TASK STATEMENT
From the records, report how many lines hold the word "Fast", with the number as the sole reply.

THE DATA
########

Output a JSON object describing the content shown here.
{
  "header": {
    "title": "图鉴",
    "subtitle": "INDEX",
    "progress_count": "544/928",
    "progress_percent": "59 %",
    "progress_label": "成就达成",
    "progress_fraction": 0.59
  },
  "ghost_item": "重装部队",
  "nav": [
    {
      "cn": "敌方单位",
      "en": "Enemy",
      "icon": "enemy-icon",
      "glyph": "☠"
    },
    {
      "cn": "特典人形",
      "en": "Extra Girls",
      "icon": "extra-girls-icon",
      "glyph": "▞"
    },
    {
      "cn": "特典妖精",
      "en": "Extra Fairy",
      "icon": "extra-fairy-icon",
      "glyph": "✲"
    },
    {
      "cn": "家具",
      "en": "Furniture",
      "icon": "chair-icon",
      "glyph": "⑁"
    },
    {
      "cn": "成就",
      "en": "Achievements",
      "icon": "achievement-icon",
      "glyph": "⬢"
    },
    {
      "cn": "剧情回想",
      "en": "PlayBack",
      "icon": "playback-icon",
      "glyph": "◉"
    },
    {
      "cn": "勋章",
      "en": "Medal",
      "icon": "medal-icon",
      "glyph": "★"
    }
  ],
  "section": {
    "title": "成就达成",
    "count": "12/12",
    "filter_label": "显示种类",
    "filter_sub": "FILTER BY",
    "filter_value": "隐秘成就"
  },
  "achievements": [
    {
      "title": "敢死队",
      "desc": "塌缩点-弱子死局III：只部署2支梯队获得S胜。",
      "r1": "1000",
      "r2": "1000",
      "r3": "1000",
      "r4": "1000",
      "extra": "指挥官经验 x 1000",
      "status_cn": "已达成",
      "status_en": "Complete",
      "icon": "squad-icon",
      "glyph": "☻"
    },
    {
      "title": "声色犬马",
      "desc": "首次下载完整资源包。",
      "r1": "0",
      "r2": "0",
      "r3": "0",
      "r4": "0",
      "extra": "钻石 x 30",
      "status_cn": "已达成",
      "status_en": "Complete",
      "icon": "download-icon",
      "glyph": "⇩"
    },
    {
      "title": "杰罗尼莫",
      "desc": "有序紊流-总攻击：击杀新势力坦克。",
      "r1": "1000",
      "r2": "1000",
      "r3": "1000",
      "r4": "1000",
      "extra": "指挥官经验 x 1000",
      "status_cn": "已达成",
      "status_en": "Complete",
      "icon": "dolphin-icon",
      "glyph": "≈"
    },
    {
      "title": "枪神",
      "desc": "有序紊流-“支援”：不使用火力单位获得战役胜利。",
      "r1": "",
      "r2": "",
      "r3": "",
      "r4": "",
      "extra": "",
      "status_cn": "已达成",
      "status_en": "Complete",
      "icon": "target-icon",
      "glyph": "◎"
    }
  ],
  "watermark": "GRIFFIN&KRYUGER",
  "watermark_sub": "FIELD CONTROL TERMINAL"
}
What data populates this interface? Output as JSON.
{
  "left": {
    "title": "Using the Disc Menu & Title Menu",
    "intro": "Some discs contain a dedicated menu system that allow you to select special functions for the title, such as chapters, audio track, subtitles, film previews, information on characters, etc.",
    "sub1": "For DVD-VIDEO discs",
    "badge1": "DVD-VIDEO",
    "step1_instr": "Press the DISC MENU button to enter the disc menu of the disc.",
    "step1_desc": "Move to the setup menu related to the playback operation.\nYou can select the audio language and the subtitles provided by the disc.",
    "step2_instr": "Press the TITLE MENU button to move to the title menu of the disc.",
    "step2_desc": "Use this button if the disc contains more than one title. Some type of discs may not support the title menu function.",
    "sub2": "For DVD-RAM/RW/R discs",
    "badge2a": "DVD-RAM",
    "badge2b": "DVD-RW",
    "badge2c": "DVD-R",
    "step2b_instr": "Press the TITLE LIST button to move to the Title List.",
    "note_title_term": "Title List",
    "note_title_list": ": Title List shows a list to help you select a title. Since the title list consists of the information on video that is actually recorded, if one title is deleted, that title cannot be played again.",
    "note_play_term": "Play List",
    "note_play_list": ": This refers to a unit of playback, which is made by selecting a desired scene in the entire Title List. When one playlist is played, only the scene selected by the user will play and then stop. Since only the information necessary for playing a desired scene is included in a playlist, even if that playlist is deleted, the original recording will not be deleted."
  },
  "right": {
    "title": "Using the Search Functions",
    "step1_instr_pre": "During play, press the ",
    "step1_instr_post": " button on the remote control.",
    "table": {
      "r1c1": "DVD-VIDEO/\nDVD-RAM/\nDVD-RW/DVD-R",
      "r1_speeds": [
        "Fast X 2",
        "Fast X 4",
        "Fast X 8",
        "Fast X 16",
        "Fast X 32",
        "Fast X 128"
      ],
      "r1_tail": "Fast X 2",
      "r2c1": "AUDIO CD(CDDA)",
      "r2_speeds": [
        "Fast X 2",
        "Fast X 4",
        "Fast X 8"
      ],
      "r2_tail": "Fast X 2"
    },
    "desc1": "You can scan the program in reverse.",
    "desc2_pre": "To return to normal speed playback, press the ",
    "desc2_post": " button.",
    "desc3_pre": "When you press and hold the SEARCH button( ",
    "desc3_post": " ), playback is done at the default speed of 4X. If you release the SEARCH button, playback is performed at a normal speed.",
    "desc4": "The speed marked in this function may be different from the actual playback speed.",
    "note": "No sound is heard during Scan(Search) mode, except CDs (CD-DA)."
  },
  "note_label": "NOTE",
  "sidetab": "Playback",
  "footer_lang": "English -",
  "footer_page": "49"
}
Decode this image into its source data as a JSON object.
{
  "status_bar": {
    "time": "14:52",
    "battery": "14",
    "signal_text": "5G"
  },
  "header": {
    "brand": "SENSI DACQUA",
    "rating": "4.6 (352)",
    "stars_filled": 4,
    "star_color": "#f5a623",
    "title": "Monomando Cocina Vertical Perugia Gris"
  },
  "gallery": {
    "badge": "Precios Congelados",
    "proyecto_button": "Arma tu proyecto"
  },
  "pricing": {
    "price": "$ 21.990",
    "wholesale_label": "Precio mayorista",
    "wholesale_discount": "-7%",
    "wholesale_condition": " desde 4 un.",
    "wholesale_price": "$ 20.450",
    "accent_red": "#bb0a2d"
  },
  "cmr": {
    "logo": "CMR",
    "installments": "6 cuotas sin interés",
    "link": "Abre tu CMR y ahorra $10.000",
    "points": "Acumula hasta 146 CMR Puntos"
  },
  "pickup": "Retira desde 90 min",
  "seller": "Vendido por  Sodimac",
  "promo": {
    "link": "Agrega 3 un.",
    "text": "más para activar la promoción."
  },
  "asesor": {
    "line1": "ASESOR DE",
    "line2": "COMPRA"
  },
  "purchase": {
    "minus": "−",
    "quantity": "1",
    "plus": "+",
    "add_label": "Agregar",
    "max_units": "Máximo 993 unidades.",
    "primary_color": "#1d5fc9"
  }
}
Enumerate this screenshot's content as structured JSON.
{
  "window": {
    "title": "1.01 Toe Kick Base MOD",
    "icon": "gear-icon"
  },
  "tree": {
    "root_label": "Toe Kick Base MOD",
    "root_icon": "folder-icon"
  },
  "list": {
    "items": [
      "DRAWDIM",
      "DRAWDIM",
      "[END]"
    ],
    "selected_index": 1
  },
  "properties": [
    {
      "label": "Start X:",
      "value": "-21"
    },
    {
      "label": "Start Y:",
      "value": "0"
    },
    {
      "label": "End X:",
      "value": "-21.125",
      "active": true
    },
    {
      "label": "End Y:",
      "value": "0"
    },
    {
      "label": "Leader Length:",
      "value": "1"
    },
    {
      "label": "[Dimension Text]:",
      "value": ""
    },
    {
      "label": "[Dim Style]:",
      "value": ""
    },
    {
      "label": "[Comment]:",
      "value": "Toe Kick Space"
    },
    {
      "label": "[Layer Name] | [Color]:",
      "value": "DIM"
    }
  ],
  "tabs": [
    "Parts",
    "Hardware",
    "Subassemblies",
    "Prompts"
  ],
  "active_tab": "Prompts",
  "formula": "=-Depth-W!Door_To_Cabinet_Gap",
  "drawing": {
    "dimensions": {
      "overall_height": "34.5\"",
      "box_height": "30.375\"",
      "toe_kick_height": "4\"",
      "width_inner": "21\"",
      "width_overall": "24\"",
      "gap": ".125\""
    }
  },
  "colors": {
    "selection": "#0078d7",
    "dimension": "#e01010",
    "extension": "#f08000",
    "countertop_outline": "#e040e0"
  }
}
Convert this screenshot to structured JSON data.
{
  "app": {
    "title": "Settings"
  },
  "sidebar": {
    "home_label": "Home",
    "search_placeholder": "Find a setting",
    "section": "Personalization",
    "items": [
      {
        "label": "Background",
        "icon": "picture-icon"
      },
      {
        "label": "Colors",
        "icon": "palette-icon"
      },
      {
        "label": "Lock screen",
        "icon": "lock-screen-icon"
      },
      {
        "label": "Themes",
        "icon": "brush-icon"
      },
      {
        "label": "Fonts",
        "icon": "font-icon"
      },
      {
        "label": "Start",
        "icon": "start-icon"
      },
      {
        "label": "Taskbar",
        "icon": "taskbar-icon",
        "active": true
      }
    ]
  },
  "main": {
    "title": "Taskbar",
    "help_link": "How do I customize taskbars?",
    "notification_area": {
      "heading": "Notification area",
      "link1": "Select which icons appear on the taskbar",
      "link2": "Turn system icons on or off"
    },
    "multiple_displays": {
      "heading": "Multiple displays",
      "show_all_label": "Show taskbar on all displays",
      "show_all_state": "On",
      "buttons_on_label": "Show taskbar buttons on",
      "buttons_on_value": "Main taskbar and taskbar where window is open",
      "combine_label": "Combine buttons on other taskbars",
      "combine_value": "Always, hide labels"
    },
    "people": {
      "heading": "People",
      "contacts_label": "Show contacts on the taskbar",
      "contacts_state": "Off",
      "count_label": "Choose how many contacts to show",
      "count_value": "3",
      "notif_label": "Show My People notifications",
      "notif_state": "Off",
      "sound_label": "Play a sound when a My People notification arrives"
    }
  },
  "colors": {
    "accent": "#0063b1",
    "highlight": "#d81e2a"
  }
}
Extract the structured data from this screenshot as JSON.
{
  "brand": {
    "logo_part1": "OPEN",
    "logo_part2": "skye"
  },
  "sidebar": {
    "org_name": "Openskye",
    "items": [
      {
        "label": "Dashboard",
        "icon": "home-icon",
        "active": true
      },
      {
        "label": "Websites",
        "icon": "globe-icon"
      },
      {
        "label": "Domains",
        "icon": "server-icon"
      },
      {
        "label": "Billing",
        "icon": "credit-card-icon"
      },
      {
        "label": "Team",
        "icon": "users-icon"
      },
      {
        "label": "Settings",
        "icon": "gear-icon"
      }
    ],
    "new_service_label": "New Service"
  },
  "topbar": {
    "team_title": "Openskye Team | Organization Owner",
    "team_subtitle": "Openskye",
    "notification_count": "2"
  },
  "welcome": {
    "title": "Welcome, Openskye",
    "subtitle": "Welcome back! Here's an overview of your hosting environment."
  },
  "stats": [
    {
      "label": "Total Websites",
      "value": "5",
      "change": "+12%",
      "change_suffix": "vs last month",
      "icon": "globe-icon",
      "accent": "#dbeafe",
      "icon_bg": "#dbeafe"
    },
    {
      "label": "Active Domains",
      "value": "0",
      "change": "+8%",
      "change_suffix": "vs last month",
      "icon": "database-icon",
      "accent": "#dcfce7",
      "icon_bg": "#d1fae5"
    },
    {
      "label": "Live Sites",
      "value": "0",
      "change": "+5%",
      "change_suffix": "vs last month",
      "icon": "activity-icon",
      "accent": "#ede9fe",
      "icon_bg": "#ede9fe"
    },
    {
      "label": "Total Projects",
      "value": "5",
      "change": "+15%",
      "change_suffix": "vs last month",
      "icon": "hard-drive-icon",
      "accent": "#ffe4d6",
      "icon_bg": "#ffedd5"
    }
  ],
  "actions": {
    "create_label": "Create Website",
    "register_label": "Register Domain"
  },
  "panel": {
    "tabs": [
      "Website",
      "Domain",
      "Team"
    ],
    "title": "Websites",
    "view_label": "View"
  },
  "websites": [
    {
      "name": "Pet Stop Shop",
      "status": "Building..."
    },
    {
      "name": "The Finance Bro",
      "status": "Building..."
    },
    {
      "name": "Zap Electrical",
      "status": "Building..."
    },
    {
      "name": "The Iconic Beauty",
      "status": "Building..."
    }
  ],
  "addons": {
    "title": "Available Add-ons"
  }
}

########

THE ANSWER
11